=== DATA FOR THIS TASK ===
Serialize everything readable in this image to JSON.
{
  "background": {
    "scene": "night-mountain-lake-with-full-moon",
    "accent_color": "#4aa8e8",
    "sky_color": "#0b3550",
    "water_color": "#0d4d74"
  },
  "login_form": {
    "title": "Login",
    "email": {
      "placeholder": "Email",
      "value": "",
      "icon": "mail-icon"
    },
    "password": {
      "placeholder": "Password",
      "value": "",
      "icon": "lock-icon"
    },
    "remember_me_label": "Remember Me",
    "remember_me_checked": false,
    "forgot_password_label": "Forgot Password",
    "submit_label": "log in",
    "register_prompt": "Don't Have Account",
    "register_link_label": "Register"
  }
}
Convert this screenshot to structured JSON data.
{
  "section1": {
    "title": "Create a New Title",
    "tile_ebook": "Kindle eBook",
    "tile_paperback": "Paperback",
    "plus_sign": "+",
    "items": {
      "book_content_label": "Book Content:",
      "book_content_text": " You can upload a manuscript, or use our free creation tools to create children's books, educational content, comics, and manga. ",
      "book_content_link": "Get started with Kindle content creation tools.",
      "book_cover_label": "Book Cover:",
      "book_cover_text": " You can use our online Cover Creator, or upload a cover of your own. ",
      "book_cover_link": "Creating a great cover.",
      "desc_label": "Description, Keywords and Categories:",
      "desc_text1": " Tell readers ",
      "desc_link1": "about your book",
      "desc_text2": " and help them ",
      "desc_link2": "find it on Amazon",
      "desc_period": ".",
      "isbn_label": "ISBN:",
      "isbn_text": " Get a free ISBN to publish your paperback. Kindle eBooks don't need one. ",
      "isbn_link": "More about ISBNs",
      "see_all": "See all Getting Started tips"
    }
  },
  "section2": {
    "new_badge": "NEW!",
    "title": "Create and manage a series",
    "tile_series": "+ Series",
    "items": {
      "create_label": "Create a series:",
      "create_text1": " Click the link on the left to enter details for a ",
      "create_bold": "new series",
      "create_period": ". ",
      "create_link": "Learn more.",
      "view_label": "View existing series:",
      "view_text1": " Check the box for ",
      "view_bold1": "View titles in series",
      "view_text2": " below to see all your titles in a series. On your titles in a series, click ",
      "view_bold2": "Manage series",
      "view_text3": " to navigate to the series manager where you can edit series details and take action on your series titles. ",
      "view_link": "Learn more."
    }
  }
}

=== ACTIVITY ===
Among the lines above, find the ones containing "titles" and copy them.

=== EXPECTED OUTPUT ===
      "view_bold1": "View titles in series",
      "view_text2": " below to see all your titles in a series. On your titles in a series, click ",
      "view_text3": " to navigate to the series manager where you can edit series details and take action on your series titles. ",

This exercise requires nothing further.